Once upon a time, the left (or most of it) thought they had history all figured out: they could interpret day-to-day politics in light of the tectonic shifts in social formations, and they had an endpoint to aim at, a model of an alternative, noncapitalist economic system. For some, this became an excuse for amoralism, the notion that the glorious revolutionary ends justified actions that would be morally repugnant by any other yardstick. The intellectual reflections of this amoralism, the writings on this topic by Trotsky, Merleau-Ponty, Fanon and the rest, are now seen as little more than an embarrassment.

Today the problem is more likely to be the reverse. Lacking a convincing view of history or the potential transformation of the existing order—in other words, lacking the basis for a systematic strategy—activists on the left are at risk of embracing an extreme moralism. If we don’t know how to change society, at least we can separate ourselves ethically: we can be the good people in an evil world.

So much political debate today has the unspoken premise, “How can I protect myself from being guilty?” Not in my name, they say, although the horrors are no less when some other name is invoked. Actually, wanting to not be guilty is a fine emotion, but it should be a springboard to effective, strategic action, not a politics of personal virtue.


Barkley Rosser said...
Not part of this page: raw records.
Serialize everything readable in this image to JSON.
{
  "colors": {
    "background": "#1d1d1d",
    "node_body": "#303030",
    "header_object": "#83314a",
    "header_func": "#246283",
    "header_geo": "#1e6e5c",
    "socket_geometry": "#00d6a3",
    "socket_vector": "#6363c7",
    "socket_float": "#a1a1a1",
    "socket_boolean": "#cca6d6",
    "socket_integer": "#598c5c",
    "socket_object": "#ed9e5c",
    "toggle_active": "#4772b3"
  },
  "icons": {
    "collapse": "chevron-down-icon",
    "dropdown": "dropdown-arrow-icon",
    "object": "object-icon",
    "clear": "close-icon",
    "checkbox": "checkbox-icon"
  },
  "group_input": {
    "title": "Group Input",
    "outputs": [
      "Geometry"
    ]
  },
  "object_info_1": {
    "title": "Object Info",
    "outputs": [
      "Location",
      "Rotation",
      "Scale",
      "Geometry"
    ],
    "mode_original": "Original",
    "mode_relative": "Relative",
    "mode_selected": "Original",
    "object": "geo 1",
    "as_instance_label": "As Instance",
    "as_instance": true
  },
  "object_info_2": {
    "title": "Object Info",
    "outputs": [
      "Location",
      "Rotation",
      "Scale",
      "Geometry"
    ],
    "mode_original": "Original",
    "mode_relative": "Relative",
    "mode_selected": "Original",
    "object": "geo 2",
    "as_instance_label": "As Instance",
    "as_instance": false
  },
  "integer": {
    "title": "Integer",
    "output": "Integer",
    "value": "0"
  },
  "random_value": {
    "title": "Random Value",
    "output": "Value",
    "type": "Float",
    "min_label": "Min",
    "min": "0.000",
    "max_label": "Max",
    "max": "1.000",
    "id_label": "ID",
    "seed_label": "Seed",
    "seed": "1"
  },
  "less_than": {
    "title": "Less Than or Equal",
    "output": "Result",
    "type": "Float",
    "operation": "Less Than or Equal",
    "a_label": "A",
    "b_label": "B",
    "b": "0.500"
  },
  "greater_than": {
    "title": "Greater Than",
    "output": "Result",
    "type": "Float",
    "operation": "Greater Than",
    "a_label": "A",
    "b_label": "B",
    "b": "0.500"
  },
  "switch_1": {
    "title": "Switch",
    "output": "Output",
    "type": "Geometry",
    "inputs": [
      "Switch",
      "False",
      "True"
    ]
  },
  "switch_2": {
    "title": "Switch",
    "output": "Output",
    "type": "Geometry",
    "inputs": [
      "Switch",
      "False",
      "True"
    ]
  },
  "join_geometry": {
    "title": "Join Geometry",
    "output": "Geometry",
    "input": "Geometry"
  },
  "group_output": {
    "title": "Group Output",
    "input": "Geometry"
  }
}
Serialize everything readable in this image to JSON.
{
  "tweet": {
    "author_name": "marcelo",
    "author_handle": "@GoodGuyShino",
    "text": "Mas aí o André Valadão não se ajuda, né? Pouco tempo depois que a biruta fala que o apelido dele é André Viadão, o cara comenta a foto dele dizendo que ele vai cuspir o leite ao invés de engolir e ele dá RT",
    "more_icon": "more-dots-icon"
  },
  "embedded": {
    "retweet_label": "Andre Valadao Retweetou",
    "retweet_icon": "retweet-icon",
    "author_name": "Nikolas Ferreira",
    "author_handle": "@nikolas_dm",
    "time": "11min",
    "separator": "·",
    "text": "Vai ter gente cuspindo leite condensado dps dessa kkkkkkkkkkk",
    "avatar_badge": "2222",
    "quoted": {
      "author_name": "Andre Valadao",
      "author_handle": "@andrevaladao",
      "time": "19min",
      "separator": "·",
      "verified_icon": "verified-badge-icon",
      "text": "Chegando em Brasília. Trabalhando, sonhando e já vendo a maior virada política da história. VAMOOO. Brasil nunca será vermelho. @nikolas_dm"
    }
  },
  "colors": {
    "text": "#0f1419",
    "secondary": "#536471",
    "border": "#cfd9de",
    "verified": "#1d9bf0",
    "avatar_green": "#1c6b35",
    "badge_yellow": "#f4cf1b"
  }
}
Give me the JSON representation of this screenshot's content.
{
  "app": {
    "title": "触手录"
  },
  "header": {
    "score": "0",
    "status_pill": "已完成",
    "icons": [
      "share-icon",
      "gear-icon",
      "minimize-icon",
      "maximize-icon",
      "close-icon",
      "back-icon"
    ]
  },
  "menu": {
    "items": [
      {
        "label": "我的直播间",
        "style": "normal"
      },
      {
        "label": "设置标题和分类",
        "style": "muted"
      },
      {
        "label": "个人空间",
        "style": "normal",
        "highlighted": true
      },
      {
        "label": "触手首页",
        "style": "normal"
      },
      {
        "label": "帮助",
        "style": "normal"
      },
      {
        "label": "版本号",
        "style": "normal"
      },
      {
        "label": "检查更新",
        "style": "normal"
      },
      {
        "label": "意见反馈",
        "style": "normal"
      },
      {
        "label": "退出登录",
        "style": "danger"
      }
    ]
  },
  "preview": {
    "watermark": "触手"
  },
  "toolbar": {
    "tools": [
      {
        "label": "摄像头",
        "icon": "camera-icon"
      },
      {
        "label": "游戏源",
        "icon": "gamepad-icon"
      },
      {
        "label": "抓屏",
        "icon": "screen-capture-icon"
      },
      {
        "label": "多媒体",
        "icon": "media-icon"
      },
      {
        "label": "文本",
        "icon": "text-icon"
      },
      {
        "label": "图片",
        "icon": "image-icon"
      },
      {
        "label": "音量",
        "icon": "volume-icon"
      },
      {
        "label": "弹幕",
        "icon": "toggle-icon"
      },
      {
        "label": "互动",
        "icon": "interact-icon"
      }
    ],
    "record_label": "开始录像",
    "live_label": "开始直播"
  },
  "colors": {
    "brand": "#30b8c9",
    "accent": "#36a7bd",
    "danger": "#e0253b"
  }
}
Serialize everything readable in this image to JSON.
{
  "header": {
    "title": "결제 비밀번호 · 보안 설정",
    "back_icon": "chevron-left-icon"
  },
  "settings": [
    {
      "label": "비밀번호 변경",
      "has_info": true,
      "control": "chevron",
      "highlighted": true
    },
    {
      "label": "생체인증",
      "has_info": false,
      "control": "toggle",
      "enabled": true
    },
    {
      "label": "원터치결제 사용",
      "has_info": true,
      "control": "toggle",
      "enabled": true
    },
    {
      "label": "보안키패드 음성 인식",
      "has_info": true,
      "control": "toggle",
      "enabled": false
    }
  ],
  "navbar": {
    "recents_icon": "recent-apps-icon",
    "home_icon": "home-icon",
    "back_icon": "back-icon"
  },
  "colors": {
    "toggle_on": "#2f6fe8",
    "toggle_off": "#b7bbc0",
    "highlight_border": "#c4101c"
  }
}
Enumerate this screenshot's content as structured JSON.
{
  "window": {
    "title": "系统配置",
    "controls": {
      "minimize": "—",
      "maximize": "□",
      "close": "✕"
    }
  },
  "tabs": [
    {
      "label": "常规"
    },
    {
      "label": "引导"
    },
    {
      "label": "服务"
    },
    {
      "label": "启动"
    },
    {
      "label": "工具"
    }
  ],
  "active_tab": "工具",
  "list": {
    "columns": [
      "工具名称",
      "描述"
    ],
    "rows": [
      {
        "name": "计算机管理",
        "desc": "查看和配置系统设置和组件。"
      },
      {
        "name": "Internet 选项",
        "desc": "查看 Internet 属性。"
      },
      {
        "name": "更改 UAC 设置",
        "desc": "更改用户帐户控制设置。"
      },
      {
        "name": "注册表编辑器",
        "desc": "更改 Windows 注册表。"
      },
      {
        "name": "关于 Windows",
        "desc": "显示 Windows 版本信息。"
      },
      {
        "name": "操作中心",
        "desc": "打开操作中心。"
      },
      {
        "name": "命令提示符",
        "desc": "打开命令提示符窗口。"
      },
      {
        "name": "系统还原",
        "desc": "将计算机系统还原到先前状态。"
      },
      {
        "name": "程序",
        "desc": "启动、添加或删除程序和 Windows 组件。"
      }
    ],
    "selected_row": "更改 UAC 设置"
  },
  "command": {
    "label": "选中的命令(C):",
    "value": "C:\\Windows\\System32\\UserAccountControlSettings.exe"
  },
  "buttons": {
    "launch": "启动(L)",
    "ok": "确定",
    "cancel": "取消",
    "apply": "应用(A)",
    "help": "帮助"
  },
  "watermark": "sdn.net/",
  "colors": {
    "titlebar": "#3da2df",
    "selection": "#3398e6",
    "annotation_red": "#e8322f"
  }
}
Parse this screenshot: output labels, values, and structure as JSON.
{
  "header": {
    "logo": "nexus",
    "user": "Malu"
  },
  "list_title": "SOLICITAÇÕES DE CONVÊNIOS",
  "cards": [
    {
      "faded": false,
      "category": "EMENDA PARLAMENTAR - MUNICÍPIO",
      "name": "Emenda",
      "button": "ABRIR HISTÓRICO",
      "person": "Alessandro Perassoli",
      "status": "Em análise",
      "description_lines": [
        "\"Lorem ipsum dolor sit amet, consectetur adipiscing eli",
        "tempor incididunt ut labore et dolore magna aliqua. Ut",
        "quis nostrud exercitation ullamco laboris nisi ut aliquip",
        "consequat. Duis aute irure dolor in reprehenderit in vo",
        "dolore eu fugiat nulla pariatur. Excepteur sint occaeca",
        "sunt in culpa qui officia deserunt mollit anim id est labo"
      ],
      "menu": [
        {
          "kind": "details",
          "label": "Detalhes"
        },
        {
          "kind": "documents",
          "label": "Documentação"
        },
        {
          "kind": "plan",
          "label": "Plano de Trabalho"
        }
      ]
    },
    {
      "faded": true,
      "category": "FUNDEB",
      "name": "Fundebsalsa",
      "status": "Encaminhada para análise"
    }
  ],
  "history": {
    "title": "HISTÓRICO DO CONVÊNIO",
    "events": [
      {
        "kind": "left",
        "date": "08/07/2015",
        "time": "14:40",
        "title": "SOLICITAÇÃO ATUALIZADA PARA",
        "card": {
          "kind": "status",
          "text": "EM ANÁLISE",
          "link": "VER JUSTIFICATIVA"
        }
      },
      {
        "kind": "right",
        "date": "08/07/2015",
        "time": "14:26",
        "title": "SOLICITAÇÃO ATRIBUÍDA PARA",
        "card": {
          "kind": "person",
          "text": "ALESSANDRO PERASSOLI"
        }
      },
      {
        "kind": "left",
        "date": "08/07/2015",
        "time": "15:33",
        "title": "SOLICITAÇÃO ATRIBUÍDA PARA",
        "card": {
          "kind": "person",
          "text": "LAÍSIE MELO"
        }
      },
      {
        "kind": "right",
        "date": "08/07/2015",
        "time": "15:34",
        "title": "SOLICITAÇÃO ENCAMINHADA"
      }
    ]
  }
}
I guess I am a bit mystified as to what is on your mind here. Aside from people trying to be "green" in their private lives and perhaps engaging in "politically correct" speech, what are you referring to here? You grant that such things are not bad in themselves, and if so, what is wrong with them or other such behaviors that may be on your mind? Certainly it is good to have a strategy, but what should that be? And does some of your concern have to do with how people are responding to the current economic crisis?

Peter Dorman said...

Sorry to be cryptic, Barkley. Actually, I didn't have the economic crisis on my mind (at that moment). I was thinking more of the anti-war movements and especially of the what-should-I-buy approach to issues of global poverty and injustice. Just a couple of weeks ago, I was giving a workshop on child labor to a non-academic group, and (again) the assumption in the room was that this is a problem mainly for our feelings of complicity. The only child labor that really got their attention was the small fraction that goes into the things we buy in the US. My response was to say, if global poverty and the stunting of lives is one of the great issues of our time (and surely it is), why was there zero mention of it during the recent election campaign? Why is there no pressure for changes in US policy that would address this problem? Especially in light of the vast sums being spent on bailouts, a lot of progress could be made at relatively low cost. But the real struggle is at a prior level, to get well-meaning people to take the leap from protecting their sense of personal virtue (what should I buy?) to acting through political channels to actually deal with the problem.